# TASK PROMPT:
Give every line of the listing back, exactly as written.

—————

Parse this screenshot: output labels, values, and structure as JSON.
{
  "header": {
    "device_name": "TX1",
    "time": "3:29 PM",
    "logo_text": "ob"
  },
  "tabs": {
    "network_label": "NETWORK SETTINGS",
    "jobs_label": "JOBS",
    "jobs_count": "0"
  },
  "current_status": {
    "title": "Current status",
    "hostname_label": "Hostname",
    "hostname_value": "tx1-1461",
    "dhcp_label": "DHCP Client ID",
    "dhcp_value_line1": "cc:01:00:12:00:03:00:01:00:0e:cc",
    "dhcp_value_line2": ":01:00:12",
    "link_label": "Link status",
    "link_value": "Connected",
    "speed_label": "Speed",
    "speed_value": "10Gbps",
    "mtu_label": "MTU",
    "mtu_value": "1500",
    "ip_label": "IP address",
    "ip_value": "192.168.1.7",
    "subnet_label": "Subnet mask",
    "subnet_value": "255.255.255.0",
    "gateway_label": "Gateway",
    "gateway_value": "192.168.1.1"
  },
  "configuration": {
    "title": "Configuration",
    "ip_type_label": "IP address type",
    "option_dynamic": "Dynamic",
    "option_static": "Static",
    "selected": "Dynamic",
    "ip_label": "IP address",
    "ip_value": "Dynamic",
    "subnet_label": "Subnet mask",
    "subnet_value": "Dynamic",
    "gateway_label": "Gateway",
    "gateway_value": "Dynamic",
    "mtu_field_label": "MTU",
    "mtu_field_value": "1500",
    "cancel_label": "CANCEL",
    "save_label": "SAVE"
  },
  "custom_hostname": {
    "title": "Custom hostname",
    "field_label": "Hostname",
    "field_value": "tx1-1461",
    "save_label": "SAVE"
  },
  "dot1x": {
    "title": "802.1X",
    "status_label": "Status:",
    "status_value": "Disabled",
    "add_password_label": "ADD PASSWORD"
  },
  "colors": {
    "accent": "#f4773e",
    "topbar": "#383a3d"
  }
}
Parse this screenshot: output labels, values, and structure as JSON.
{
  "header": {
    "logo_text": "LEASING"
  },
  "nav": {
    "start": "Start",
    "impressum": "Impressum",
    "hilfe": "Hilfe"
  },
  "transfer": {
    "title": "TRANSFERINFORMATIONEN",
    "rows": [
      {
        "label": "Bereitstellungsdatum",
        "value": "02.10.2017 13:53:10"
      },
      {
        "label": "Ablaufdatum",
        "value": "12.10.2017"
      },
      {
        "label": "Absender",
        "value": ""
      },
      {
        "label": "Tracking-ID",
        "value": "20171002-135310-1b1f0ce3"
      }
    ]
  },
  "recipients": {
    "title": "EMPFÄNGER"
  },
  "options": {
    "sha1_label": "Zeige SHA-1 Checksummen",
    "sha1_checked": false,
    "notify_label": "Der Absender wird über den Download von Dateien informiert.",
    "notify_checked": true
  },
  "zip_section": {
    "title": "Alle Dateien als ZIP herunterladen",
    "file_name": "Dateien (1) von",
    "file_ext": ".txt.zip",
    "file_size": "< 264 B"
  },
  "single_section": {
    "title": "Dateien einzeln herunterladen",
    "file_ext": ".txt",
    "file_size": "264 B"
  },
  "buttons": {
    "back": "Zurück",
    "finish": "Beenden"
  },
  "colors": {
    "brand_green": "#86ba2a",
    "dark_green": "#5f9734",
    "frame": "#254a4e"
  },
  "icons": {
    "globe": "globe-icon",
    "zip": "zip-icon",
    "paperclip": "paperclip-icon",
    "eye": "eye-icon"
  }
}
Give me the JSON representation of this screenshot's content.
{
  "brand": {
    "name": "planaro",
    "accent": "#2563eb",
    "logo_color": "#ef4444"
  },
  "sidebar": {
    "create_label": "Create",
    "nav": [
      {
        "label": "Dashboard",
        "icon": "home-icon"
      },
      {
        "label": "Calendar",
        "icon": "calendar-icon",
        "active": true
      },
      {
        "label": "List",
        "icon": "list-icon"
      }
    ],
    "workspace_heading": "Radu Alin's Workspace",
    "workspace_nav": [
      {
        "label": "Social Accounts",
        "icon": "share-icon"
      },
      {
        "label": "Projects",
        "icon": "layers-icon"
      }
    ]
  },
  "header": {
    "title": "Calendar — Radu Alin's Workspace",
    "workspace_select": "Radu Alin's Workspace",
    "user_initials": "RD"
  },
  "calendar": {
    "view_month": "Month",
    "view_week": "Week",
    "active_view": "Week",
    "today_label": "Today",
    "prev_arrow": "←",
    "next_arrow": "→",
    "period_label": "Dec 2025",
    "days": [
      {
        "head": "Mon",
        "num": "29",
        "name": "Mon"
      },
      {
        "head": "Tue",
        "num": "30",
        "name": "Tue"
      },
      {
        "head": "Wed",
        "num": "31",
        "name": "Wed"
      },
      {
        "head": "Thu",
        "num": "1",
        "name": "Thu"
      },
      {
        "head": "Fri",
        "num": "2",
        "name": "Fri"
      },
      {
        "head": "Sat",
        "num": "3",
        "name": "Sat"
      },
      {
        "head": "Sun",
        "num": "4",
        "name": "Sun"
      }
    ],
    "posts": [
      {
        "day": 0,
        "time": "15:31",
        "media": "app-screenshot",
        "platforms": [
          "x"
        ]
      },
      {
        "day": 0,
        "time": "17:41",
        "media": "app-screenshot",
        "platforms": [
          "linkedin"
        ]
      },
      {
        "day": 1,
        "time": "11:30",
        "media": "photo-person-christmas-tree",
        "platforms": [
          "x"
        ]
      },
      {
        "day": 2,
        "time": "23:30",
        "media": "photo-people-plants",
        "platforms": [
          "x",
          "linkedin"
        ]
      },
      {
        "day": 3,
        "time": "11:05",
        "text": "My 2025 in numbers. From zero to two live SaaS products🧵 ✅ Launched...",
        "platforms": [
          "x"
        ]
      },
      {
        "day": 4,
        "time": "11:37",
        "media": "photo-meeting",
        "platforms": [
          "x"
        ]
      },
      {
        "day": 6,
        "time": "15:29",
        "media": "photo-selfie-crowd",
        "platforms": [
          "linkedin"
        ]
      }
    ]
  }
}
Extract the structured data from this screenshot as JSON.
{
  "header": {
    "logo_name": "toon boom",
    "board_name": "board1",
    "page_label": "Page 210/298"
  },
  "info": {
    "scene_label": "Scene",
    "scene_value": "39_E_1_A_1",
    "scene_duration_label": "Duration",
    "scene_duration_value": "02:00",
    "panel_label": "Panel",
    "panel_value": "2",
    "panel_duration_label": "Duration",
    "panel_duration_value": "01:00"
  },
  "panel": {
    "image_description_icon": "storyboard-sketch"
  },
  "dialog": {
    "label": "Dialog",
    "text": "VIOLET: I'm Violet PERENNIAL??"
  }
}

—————

# SOLVED PROBLEM:
Parse this screenshot: output labels, values, and structure as JSON.
{
  "header": {
    "device_name": "TX1",
    "time": "3:29 PM",
    "logo_text": "ob"
  },
  "tabs": {
    "network_label": "NETWORK SETTINGS",
    "jobs_label": "JOBS",
    "jobs_count": "0"
  },
  "current_status": {
    "title": "Current status",
    "hostname_label": "Hostname",
    "hostname_value": "tx1-1461",
    "dhcp_label": "DHCP Client ID",
    "dhcp_value_line1": "cc:01:00:12:00:03:00:01:00:0e:cc",
    "dhcp_value_line2": ":01:00:12",
    "link_label": "Link status",
    "link_value": "Connected",
    "speed_label": "Speed",
    "speed_value": "10Gbps",
    "mtu_label": "MTU",
    "mtu_value": "1500",
    "ip_label": "IP address",
    "ip_value": "192.168.1.7",
    "subnet_label": "Subnet mask",
    "subnet_value": "255.255.255.0",
    "gateway_label": "Gateway",
    "gateway_value": "192.168.1.1"
  },
  "configuration": {
    "title": "Configuration",
    "ip_type_label": "IP address type",
    "option_dynamic": "Dynamic",
    "option_static": "Static",
    "selected": "Dynamic",
    "ip_label": "IP address",
    "ip_value": "Dynamic",
    "subnet_label": "Subnet mask",
    "subnet_value": "Dynamic",
    "gateway_label": "Gateway",
    "gateway_value": "Dynamic",
    "mtu_field_label": "MTU",
    "mtu_field_value": "1500",
    "cancel_label": "CANCEL",
    "save_label": "SAVE"
  },
  "custom_hostname": {
    "title": "Custom hostname",
    "field_label": "Hostname",
    "field_value": "tx1-1461",
    "save_label": "SAVE"
  },
  "dot1x": {
    "title": "802.1X",
    "status_label": "Status:",
    "status_value": "Disabled",
    "add_password_label": "ADD PASSWORD"
  },
  "colors": {
    "accent": "#f4773e",
    "topbar": "#383a3d"
  }
}
Parse this screenshot: output labels, values, and structure as JSON.
{
  "header": {
    "logo_text": "LEASING"
  },
  "nav": {
    "start": "Start",
    "impressum": "Impressum",
    "hilfe": "Hilfe"
  },
  "transfer": {
    "title": "TRANSFERINFORMATIONEN",
    "rows": [
      {
        "label": "Bereitstellungsdatum",
        "value": "02.10.2017 13:53:10"
      },
      {
        "label": "Ablaufdatum",
        "value": "12.10.2017"
      },
      {
        "label": "Absender",
        "value": ""
      },
      {
        "label": "Tracking-ID",
        "value": "20171002-135310-1b1f0ce3"
      }
    ]
  },
  "recipients": {
    "title": "EMPFÄNGER"
  },
  "options": {
    "sha1_label": "Zeige SHA-1 Checksummen",
    "sha1_checked": false,
    "notify_label": "Der Absender wird über den Download von Dateien informiert.",
    "notify_checked": true
  },
  "zip_section": {
    "title": "Alle Dateien als ZIP herunterladen",
    "file_name": "Dateien (1) von",
    "file_ext": ".txt.zip",
    "file_size": "< 264 B"
  },
  "single_section": {
    "title": "Dateien einzeln herunterladen",
    "file_ext": ".txt",
    "file_size": "264 B"
  },
  "buttons": {
    "back": "Zurück",
    "finish": "Beenden"
  },
  "colors": {
    "brand_green": "#86ba2a",
    "dark_green": "#5f9734",
    "frame": "#254a4e"
  },
  "icons": {
    "globe": "globe-icon",
    "zip": "zip-icon",
    "paperclip": "paperclip-icon",
    "eye": "eye-icon"
  }
}
Give me the JSON representation of this screenshot's content.
{
  "brand": {
    "name": "planaro",
    "accent": "#2563eb",
    "logo_color": "#ef4444"
  },
  "sidebar": {
    "create_label": "Create",
    "nav": [
      {
        "label": "Dashboard",
        "icon": "home-icon"
      },
      {
        "label": "Calendar",
        "icon": "calendar-icon",
        "active": true
      },
      {
        "label": "List",
        "icon": "list-icon"
      }
    ],
    "workspace_heading": "Radu Alin's Workspace",
    "workspace_nav": [
      {
        "label": "Social Accounts",
        "icon": "share-icon"
      },
      {
        "label": "Projects",
        "icon": "layers-icon"
      }
    ]
  },
  "header": {
    "title": "Calendar — Radu Alin's Workspace",
    "workspace_select": "Radu Alin's Workspace",
    "user_initials": "RD"
  },
  "calendar": {
    "view_month": "Month",
    "view_week": "Week",
    "active_view": "Week",
    "today_label": "Today",
    "prev_arrow": "←",
    "next_arrow": "→",
    "period_label": "Dec 2025",
    "days": [
      {
        "head": "Mon",
        "num": "29",
        "name": "Mon"
      },
      {
        "head": "Tue",
        "num": "30",
        "name": "Tue"
      },
      {
        "head": "Wed",
        "num": "31",
        "name": "Wed"
      },
      {
        "head": "Thu",
        "num": "1",
        "name": "Thu"
      },
      {
        "head": "Fri",
        "num": "2",
        "name": "Fri"
      },
      {
        "head": "Sat",
        "num": "3",
        "name": "Sat"
      },
      {
        "head": "Sun",
        "num": "4",
        "name": "Sun"
      }
    ],
    "posts": [
      {
        "day": 0,
        "time": "15:31",
        "media": "app-screenshot",
        "platforms": [
          "x"
        ]
      },
      {
        "day": 0,
        "time": "17:41",
        "media": "app-screenshot",
        "platforms": [
          "linkedin"
        ]
      },
      {
        "day": 1,
        "time": "11:30",
        "media": "photo-person-christmas-tree",
        "platforms": [
          "x"
        ]
      },
      {
        "day": 2,
        "time": "23:30",
        "media": "photo-people-plants",
        "platforms": [
          "x",
          "linkedin"
        ]
      },
      {
        "day": 3,
        "time": "11:05",
        "text": "My 2025 in numbers. From zero to two live SaaS products🧵 ✅ Launched...",
        "platforms": [
          "x"
        ]
      },
      {
        "day": 4,
        "time": "11:37",
        "media": "photo-meeting",
        "platforms": [
          "x"
        ]
      },
      {
        "day": 6,
        "time": "15:29",
        "media": "photo-selfie-crowd",
        "platforms": [
          "linkedin"
        ]
      }
    ]
  }
}
Extract the structured data from this screenshot as JSON.
{
  "header": {
    "logo_name": "toon boom",
    "board_name": "board1",
    "page_label": "Page 210/298"
  },
  "info": {
    "scene_label": "Scene",
    "scene_value": "39_E_1_A_1",
    "scene_duration_label": "Duration",
    "scene_duration_value": "02:00",
    "panel_label": "Panel",
    "panel_value": "2",
    "panel_duration_label": "Duration",
    "panel_duration_value": "01:00"
  },
  "panel": {
    "image_description_icon": "storyboard-sketch"
  },
  "dialog": {
    "label": "Dialog",
    "text": "VIOLET: I'm Violet PERENNIAL??"
  }
}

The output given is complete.